**WHAT THE EXERCISE ASKS**. Pictures appear among the records. Write out all else exactly as it stands.
══ DATA FOR REVIEW
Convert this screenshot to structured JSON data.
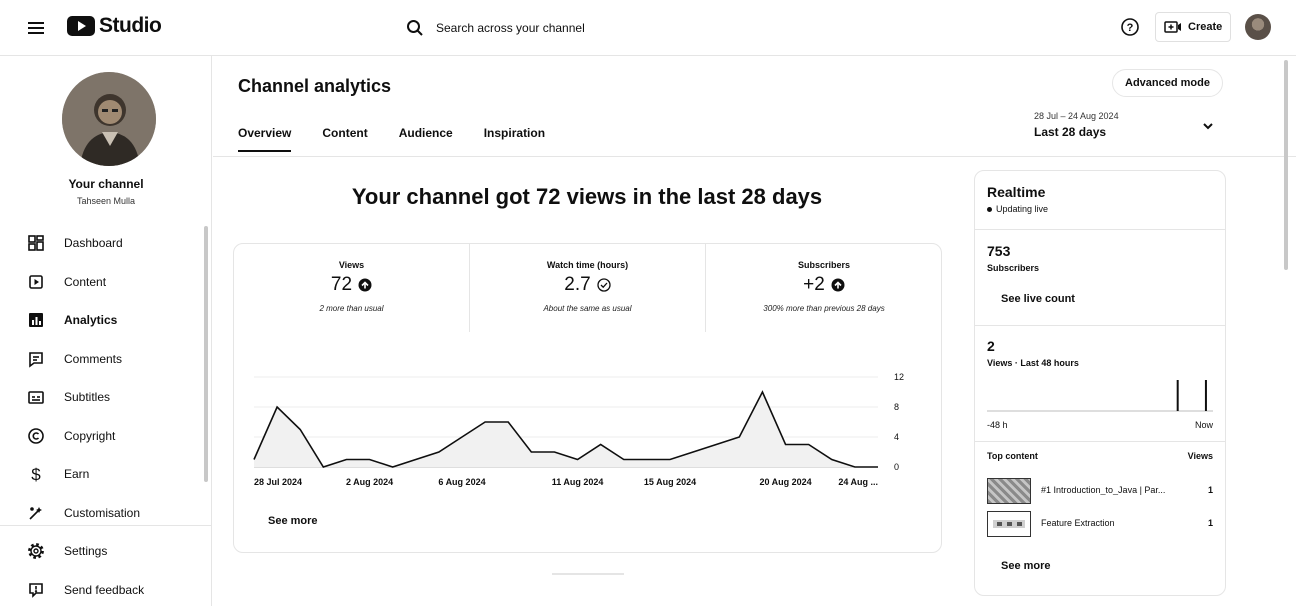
{
  "app": {
    "logo_text": "Studio"
  },
  "search": {
    "placeholder": "Search across your channel"
  },
  "header": {
    "create_label": "Create"
  },
  "sidebar": {
    "channel_title": "Your channel",
    "channel_name": "Tahseen Mulla",
    "items": [
      {
        "label": "Dashboard",
        "icon": "dashboard-icon"
      },
      {
        "label": "Content",
        "icon": "content-icon"
      },
      {
        "label": "Analytics",
        "icon": "analytics-icon",
        "active": true
      },
      {
        "label": "Comments",
        "icon": "comments-icon"
      },
      {
        "label": "Subtitles",
        "icon": "subtitles-icon"
      },
      {
        "label": "Copyright",
        "icon": "copyright-icon"
      },
      {
        "label": "Earn",
        "icon": "earn-icon"
      },
      {
        "label": "Customisation",
        "icon": "customisation-icon"
      }
    ],
    "bottom_items": [
      {
        "label": "Settings",
        "icon": "settings-icon"
      },
      {
        "label": "Send feedback",
        "icon": "feedback-icon"
      }
    ]
  },
  "main": {
    "title": "Channel analytics",
    "advanced_mode_label": "Advanced mode",
    "tabs": [
      {
        "label": "Overview",
        "active": true
      },
      {
        "label": "Content"
      },
      {
        "label": "Audience"
      },
      {
        "label": "Inspiration"
      }
    ],
    "date_range": {
      "range": "28 Jul – 24 Aug 2024",
      "label": "Last 28 days"
    },
    "headline": "Your channel got 72 views in the last 28 days",
    "metrics": [
      {
        "label": "Views",
        "value": "72",
        "icon": "arrow-up-circle-icon",
        "note": "2 more than usual"
      },
      {
        "label": "Watch time (hours)",
        "value": "2.7",
        "icon": "check-circle-icon",
        "note": "About the same as usual"
      },
      {
        "label": "Subscribers",
        "value": "+2",
        "icon": "arrow-up-circle-icon",
        "note": "300% more than previous 28 days"
      }
    ],
    "see_more_label": "See more"
  },
  "chart_data": {
    "type": "area",
    "metric": "Views",
    "x_tick_labels": [
      "28 Jul 2024",
      "2 Aug 2024",
      "6 Aug 2024",
      "11 Aug 2024",
      "15 Aug 2024",
      "20 Aug 2024",
      "24 Aug ..."
    ],
    "y_ticks": [
      0,
      4,
      8,
      12
    ],
    "ylim": [
      0,
      12
    ],
    "x_days": [
      "28 Jul",
      "29 Jul",
      "30 Jul",
      "31 Jul",
      "1 Aug",
      "2 Aug",
      "3 Aug",
      "4 Aug",
      "5 Aug",
      "6 Aug",
      "7 Aug",
      "8 Aug",
      "9 Aug",
      "10 Aug",
      "11 Aug",
      "12 Aug",
      "13 Aug",
      "14 Aug",
      "15 Aug",
      "16 Aug",
      "17 Aug",
      "18 Aug",
      "19 Aug",
      "20 Aug",
      "21 Aug",
      "22 Aug",
      "23 Aug",
      "24 Aug"
    ],
    "values": [
      1,
      8,
      5,
      0,
      1,
      1,
      0,
      1,
      2,
      4,
      6,
      6,
      2,
      2,
      1,
      3,
      1,
      1,
      1,
      2,
      3,
      4,
      10,
      3,
      3,
      1,
      0,
      0
    ],
    "grid": true,
    "y_axis_position": "right"
  },
  "realtime": {
    "title": "Realtime",
    "status": "Updating live",
    "subscribers_value": "753",
    "subscribers_label": "Subscribers",
    "see_live_count_label": "See live count",
    "views_value": "2",
    "views_label": "Views · Last 48 hours",
    "axis_start": "-48 h",
    "axis_end": "Now",
    "bars": [
      0,
      0,
      0,
      0,
      0,
      0,
      0,
      0,
      0,
      0,
      0,
      0,
      0,
      0,
      0,
      0,
      0,
      0,
      0,
      0,
      0,
      0,
      0,
      0,
      0,
      0,
      0,
      0,
      0,
      0,
      0,
      0,
      0,
      0,
      0,
      0,
      0,
      0,
      0,
      0,
      1,
      0,
      0,
      0,
      0,
      0,
      1,
      0
    ],
    "top_content_label": "Top content",
    "top_content_views_label": "Views",
    "top_content": [
      {
        "title": "#1 Introduction_to_Java | Par...",
        "views": "1"
      },
      {
        "title": "Feature Extraction",
        "views": "1"
      }
    ],
    "see_more_label": "See more"
  }
}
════
**ANSWER TO THIS PROBLEM**.
Convert this screenshot to structured JSON data.
{
  "app": {
    "logo_text": "Studio"
  },
  "search": {
    "placeholder": "Search across your channel"
  },
  "header": {
    "create_label": "Create"
  },
  "sidebar": {
    "channel_title": "Your channel",
    "channel_name": "Tahseen Mulla",
    "items": [
      {
        "label": "Dashboard",
        "icon": "dashboard-icon"
      },
      {
        "label": "Content",
        "icon": "content-icon"
      },
      {
        "label": "Analytics",
        "icon": "analytics-icon",
        "active": true
      },
      {
        "label": "Comments",
        "icon": "comments-icon"
      },
      {
        "label": "Subtitles",
        "icon": "subtitles-icon"
      },
      {
        "label": "Copyright",
        "icon": "copyright-icon"
      },
      {
        "label": "Earn",
        "icon": "earn-icon"
      },
      {
        "label": "Customisation",
        "icon": "customisation-icon"
      }
    ],
    "bottom_items": [
      {
        "label": "Settings",
        "icon": "settings-icon"
      },
      {
        "label": "Send feedback",
        "icon": "feedback-icon"
      }
    ]
  },
  "main": {
    "title": "Channel analytics",
    "advanced_mode_label": "Advanced mode",
    "tabs": [
      {
        "label": "Overview",
        "active": true
      },
      {
        "label": "Content"
      },
      {
        "label": "Audience"
      },
      {
        "label": "Inspiration"
      }
    ],
    "date_range": {
      "range": "28 Jul – 24 Aug 2024",
      "label": "Last 28 days"
    },
    "headline": "Your channel got 72 views in the last 28 days",
    "metrics": [
      {
        "label": "Views",
        "value": "72",
        "icon": "arrow-up-circle-icon",
        "note": "2 more than usual"
      },
      {
        "label": "Watch time (hours)",
        "value": "2.7",
        "icon": "check-circle-icon",
        "note": "About the same as usual"
      },
      {
        "label": "Subscribers",
        "value": "+2",
        "icon": "arrow-up-circle-icon",
        "note": "300% more than previous 28 days"
      }
    ],
    "see_more_label": "See more"
  },
  "chart_data": {
    "type": "area",
    "metric": "Views",
    "x_tick_labels": [
      "28 Jul 2024",
      "2 Aug 2024",
      "6 Aug 2024",
      "11 Aug 2024",
      "15 Aug 2024",
      "20 Aug 2024",
      "24 Aug ..."
    ],
    "y_ticks": [
      0,
      4,
      8,
      12
    ],
    "ylim": [
      0,
      12
    ],
    "x_days": [
      "28 Jul",
      "29 Jul",
      "30 Jul",
      "31 Jul",
      "1 Aug",
      "2 Aug",
      "3 Aug",
      "4 Aug",
      "5 Aug",
      "6 Aug",
      "7 Aug",
      "8 Aug",
      "9 Aug",
      "10 Aug",
      "11 Aug",
      "12 Aug",
      "13 Aug",
      "14 Aug",
      "15 Aug",
      "16 Aug",
      "17 Aug",
      "18 Aug",
      "19 Aug",
      "20 Aug",
      "21 Aug",
      "22 Aug",
      "23 Aug",
      "24 Aug"
    ],
    "values": [
      1,
      8,
      5,
      0,
      1,
      1,
      0,
      1,
      2,
      4,
      6,
      6,
      2,
      2,
      1,
      3,
      1,
      1,
      1,
      2,
      3,
      4,
      10,
      3,
      3,
      1,
      0,
      0
    ],
    "grid": true,
    "y_axis_position": "right"
  },
  "realtime": {
    "title": "Realtime",
    "status": "Updating live",
    "subscribers_value": "753",
    "subscribers_label": "Subscribers",
    "see_live_count_label": "See live count",
    "views_value": "2",
    "views_label": "Views · Last 48 hours",
    "axis_start": "-48 h",
    "axis_end": "Now",
    "bars": [
      0,
      0,
      0,
      0,
      0,
      0,
      0,
      0,
      0,
      0,
      0,
      0,
      0,
      0,
      0,
      0,
      0,
      0,
      0,
      0,
      0,
      0,
      0,
      0,
      0,
      0,
      0,
      0,
      0,
      0,
      0,
      0,
      0,
      0,
      0,
      0,
      0,
      0,
      0,
      0,
      1,
      0,
      0,
      0,
      0,
      0,
      1,
      0
    ],
    "top_content_label": "Top content",
    "top_content_views_label": "Views",
    "top_content": [
      {
        "title": "#1 Introduction_to_Java | Par...",
        "views": "1"
      },
      {
        "title": "Feature Extraction",
        "views": "1"
      }
    ],
    "see_more_label": "See more"
  }
}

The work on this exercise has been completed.